Long-term skin conditions can be particularly irritating (get it?!) as they can be painful and/or itchy as well as making the sufferer lose confidence in themselves. The one that I’m asked about most frequently, outside of acne, is rosacea. Rosacea is incredibly common – it is estimated that around 45 million people across the globe are plagued by the symptomatic flushing, blushing and itching.
This article is purely for informative purposes and self-diagnosis is a definite skin sin, so please leave the diagnosing to your GP!
What is rosacea?
Rosacea is an auto-inflammatory skin condition, meaning that there is a malfunction in the body’s defense mechanisms which leads to the inflammation associated with rosacea. There are four main types of rosacea:
- Subtype 1: Erythematotelangiectatic rosacea
- This is the type of rosacea I see the most of by far. In appearance, it is the typical flushing and redness as well as small blood vessels becoming visible through the skin. From a symptom perspective, the affected area may sting, burn or become rough.
- Subtype 2: Papulopustular rosacea
- Some refer to papulopustular rosacea as acne rosacea as it features papules and pustules, just like in acne. In this subtype of rosacea, there will also be redness, swelling of the skin and plaques (risen, red patches on the skin when the surrounding skin is not affected).
- Subtype 3: Phymatous rosacea
- The skin will become thicker and the texture may be irregular and have nodules or bumps. Phymatous rosacea can often be found on the nose, possibly leading to rhinophyma AKA a bulbousness of the tip of the nose.
- Subtype 4: Ocular rosacea
- This is rosacea of the eyes. The eyes may become red and irritated and may develop sty-like lumps.
Rosacea affects the centre of the face, the column coming from your eyes down, ie. your nose, chin and the centre of your forehead.
Who gets rosacea?
The exact cause of rosacea is still unknown – you may have noticed this a common theme when it comes to the causation of skin disorders and conditions.
Basically, when it comes to knowing who is most likely to get rosacea, we have to work off of observation. It’s been observed that those of Celtic heritage are prone to rosacea… no surprise there, what aren’t we prone to?! Interestingly, rosacea is more common in women; however, men are more likely to have severe rosacea. Rosacea is also linked to your genes but often doesn’t appear fully until middle-age. Menopause can trigger rosacea in women too – as if they don’t have enough to deal with!!

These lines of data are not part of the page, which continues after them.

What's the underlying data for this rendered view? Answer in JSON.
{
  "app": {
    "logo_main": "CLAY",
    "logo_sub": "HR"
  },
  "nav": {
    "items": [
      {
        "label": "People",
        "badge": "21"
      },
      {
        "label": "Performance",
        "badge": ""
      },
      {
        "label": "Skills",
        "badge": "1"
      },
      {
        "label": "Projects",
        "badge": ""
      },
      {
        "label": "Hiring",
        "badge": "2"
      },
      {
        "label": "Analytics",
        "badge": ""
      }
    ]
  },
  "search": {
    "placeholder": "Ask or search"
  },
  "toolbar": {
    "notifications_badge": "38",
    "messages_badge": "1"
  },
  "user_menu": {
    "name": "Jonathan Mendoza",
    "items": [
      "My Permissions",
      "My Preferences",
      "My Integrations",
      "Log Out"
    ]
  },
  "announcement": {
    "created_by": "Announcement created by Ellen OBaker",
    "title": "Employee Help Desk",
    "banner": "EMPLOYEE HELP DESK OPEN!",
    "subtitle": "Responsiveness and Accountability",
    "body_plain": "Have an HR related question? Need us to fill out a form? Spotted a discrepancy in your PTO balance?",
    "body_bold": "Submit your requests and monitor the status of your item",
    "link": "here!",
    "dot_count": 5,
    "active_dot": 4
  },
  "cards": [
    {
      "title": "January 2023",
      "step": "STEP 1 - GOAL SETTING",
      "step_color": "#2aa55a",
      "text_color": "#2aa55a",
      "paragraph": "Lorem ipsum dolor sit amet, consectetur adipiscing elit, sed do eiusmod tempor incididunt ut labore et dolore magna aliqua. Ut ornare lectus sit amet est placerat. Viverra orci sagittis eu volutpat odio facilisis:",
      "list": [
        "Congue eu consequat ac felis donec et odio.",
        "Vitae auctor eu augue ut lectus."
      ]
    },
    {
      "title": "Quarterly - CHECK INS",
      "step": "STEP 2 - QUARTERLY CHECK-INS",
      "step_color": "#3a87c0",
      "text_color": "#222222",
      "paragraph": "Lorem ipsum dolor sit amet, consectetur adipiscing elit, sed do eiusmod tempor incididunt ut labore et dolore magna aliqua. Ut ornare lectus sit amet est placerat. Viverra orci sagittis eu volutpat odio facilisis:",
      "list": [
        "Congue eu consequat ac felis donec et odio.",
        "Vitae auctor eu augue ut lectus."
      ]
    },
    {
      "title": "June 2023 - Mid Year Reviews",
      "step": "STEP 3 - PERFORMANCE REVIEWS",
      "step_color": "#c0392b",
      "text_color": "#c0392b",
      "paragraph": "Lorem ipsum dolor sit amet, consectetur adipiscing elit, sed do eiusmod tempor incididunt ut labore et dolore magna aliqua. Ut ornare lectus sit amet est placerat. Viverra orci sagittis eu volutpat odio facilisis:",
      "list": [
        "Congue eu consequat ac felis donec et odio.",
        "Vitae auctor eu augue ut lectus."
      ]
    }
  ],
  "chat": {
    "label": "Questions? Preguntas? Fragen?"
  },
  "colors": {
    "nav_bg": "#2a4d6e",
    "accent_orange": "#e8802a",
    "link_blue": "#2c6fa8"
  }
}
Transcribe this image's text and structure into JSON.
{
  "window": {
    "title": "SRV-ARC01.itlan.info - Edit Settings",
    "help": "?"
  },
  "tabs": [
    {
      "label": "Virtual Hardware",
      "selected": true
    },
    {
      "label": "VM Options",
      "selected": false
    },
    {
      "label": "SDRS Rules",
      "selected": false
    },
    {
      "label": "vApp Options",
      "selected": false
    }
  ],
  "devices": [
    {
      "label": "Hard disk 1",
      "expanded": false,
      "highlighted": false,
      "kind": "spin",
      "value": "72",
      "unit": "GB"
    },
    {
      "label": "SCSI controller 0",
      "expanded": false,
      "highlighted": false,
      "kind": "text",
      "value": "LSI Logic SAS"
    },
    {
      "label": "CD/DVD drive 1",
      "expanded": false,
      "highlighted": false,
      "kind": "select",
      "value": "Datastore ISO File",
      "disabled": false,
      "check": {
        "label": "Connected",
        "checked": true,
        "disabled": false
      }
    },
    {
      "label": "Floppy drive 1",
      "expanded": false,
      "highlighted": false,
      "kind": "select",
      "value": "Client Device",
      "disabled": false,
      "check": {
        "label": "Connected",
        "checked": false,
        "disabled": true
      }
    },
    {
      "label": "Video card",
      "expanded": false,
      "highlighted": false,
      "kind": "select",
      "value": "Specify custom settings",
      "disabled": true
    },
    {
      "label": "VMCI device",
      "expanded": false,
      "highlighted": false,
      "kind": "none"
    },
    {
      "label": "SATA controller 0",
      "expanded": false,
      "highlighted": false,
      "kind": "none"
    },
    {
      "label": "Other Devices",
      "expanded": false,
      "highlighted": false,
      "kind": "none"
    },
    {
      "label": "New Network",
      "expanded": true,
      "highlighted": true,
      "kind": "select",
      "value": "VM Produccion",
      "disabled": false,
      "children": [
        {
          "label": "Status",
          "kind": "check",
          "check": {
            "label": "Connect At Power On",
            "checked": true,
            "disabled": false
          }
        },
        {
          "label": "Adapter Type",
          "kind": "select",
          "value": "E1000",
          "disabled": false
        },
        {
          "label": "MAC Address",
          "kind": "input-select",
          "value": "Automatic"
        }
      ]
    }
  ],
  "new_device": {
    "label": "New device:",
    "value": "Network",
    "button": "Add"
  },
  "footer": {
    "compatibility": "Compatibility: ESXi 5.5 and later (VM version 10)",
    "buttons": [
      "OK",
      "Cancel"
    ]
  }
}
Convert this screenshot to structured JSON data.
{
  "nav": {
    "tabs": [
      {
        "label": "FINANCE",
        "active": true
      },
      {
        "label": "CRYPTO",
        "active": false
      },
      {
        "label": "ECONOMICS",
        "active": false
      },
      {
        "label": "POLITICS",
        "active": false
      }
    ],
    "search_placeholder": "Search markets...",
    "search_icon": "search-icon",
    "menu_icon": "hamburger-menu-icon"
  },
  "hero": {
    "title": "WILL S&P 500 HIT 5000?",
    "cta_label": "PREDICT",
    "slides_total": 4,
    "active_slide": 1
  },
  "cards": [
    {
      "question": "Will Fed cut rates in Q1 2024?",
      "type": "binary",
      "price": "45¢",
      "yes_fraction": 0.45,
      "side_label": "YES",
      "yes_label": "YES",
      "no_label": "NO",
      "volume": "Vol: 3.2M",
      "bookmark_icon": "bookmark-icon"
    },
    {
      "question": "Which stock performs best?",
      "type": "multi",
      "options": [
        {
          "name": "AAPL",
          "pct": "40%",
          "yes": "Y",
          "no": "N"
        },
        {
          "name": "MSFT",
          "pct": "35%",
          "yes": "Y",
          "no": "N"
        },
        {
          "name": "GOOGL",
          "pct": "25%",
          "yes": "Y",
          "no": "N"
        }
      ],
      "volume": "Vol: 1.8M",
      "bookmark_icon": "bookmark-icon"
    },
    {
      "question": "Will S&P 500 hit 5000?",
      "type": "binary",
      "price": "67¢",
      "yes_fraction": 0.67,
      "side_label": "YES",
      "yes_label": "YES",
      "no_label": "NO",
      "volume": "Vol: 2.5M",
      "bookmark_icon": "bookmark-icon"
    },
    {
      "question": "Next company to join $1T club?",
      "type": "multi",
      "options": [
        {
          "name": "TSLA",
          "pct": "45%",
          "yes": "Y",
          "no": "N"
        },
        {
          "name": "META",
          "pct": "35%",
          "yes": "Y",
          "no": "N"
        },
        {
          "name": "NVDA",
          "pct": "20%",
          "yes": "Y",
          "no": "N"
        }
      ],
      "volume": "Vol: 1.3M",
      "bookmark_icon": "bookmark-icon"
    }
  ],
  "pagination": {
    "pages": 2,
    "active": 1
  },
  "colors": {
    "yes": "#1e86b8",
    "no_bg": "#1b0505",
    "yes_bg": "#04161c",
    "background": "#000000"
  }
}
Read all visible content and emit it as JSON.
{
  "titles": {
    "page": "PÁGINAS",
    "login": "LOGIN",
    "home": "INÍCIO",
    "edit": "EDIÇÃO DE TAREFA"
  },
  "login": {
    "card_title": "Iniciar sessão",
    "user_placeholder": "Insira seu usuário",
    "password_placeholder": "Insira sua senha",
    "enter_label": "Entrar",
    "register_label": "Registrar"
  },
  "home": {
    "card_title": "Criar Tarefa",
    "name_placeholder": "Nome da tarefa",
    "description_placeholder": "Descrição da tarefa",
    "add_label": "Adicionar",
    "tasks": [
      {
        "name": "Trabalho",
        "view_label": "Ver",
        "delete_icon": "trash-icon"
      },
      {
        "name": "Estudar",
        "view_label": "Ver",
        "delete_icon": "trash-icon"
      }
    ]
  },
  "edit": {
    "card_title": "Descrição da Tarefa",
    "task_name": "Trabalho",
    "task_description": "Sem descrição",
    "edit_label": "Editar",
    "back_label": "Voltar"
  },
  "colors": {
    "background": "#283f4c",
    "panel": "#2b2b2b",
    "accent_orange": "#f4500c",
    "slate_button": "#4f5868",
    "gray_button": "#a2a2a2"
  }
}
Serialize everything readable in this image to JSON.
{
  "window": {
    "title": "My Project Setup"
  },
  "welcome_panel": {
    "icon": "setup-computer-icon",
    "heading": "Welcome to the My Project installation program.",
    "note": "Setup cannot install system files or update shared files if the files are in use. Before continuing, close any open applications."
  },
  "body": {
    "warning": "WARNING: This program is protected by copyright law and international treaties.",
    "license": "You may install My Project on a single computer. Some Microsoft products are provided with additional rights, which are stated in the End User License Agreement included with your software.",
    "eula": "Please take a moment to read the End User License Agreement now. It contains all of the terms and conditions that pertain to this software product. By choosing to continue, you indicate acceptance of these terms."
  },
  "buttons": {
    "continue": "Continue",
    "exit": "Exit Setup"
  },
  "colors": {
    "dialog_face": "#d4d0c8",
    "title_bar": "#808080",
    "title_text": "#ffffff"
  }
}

Recent research has discovered a link between rosacea and a little creature called the Demodex mite. It may sound like a creepy-crawly but it is most certainly not and is actually a normal and important inhabitant of the human skin. The Demodex is a type of microbe that gobbles up dead skin cells to reduce waste on the face – the mite is a bit like one of those robot hoovers except for your face, in this sense.
How many Demodex are found on the skin of those with rosacea? Sometimes up to 15 to 18 times as many as on non-rosacea sufferers. Dr. Fabienne Forton, a Belgian dermatologist, believes the mites may provide the answer to understanding subtype 2 rosacea, as when the amount of mites was normalised during a study, the sufferers no longer complained of skin sensitivity!
What are the symptoms?
One of the reasons that rosacea is so hard to diagnose and treat is because the symptoms of it are easily mistaken for other conditions and there are just so many of them.
The symptoms include, but are not limited to:
- Flushing of the skin
- Redness that does not go away
- Pustules and papules
- Thickening of the skin
- Visible blood vessels
- Irritation of the eyes
- Burning or stinging sensation
- Rough, dry appearance to the skin
The nerdie summary
The skin flushing associated with rosacea can last a few minutes, a few hours or a few days. As it can come and go as it pleases in rapid visits, rosacea goes undiagnosed in many with the condition. Flare-ups can occur very infrequently, so it is easy to presume it is a reaction to food, products or even the weather.
Although rosacea usually begins as the light, mild, waxing and waning flushing of subtype 1 rosacea, without treatment, it can worsen over time. Long-term rosacea sufferers may notice that the redness will not go away completely and that the visible blood vessels will not fade between flare-ups.
This is why it is a skin sin to self-diagnose. Persistent congestion of the papular and pustular form could turn out to be acne rosacea, what you think to be on-going sensitivity could turn out to be subtype 1 and so on and so forth. If you are having incessant skin problems, book in with your GP and get to the bottom of it rather than just fighting from the top – the skin needs a 360˚approach, after all: inside, outside and on top.